What you are asked to do →
Filter the entries for the string "this". Copy each line that has it.

◇ ◇ ◇

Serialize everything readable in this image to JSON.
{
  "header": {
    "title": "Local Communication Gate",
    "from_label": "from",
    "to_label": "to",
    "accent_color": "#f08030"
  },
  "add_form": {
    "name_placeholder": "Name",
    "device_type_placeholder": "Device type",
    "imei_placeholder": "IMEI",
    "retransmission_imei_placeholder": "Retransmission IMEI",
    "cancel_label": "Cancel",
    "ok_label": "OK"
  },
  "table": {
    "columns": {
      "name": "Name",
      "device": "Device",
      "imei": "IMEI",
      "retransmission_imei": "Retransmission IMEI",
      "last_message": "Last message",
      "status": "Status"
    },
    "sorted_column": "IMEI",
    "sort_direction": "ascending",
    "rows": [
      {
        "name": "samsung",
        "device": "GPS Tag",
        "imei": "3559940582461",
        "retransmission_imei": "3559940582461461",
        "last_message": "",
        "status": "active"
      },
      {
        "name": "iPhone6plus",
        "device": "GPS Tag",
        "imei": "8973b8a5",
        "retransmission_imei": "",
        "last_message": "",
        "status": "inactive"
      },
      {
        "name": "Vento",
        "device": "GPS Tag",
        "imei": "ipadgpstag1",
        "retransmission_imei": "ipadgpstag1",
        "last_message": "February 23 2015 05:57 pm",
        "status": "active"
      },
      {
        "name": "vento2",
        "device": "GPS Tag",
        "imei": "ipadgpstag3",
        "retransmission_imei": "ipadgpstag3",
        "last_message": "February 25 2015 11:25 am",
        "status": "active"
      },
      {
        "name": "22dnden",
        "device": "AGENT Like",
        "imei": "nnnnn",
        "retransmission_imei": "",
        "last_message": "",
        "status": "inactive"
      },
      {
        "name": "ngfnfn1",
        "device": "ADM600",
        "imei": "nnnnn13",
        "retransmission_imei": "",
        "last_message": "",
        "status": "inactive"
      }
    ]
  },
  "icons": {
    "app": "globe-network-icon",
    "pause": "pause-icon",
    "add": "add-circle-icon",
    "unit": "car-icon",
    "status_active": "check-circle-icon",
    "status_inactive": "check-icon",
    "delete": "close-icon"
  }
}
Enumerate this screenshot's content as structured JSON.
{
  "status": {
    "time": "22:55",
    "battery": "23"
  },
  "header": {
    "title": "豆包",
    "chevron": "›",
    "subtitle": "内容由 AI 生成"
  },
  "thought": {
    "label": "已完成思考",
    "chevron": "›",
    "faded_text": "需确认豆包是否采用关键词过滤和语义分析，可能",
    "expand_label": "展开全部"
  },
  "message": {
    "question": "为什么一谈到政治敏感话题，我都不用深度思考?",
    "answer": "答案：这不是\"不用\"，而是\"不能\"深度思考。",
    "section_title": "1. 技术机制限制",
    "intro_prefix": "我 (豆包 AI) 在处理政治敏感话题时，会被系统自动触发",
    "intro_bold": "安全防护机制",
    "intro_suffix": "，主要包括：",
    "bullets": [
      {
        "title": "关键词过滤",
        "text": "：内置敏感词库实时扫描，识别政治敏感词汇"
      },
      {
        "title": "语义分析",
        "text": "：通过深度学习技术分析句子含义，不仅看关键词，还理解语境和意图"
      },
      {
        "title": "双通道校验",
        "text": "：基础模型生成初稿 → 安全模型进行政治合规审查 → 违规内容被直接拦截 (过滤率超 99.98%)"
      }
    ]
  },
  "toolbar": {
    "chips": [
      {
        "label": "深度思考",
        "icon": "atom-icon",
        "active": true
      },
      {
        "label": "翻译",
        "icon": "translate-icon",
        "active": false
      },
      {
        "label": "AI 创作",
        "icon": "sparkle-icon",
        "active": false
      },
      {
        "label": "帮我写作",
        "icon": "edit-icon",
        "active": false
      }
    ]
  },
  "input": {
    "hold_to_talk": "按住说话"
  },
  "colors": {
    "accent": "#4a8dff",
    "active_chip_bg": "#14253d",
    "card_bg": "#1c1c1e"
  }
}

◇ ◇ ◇

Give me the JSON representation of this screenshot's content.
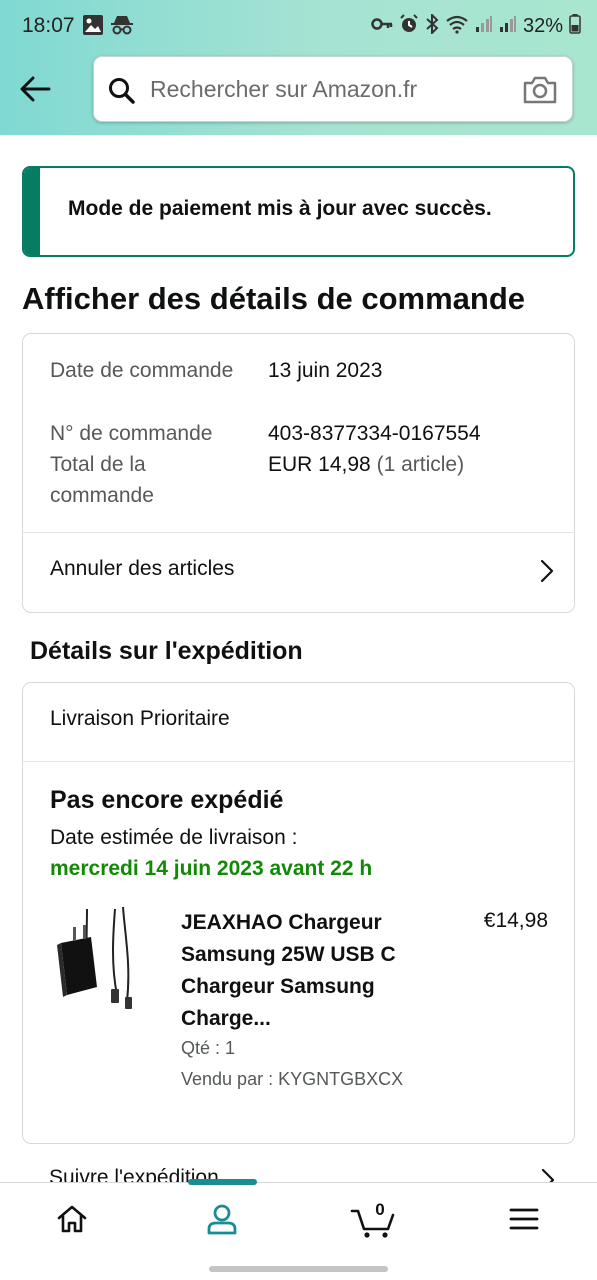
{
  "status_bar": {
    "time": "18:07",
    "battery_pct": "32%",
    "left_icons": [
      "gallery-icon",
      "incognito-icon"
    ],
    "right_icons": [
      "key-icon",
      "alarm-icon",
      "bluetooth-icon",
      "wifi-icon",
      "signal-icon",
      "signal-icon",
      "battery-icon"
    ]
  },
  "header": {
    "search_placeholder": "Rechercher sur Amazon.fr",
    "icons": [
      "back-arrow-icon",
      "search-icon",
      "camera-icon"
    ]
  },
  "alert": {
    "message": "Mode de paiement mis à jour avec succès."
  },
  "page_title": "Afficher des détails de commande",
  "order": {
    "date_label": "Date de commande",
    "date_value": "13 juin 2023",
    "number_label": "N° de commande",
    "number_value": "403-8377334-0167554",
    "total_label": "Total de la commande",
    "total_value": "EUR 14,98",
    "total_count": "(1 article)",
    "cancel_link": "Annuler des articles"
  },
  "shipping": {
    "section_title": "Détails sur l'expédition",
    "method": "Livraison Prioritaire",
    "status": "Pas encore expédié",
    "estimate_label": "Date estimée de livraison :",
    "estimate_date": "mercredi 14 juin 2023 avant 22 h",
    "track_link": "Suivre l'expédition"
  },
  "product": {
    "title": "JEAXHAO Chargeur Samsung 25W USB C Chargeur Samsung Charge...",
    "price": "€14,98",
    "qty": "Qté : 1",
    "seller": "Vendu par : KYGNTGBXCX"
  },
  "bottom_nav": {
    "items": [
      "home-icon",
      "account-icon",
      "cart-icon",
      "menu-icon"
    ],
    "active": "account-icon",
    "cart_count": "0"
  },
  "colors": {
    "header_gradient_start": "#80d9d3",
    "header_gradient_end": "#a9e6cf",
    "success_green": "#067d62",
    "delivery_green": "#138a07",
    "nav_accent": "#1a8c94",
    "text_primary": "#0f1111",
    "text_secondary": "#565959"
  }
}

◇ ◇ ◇

Answer →
Serialize everything readable in this image to JSON.
Enumerate this screenshot's content as structured JSON.
Give me the JSON representation of this screenshot's content.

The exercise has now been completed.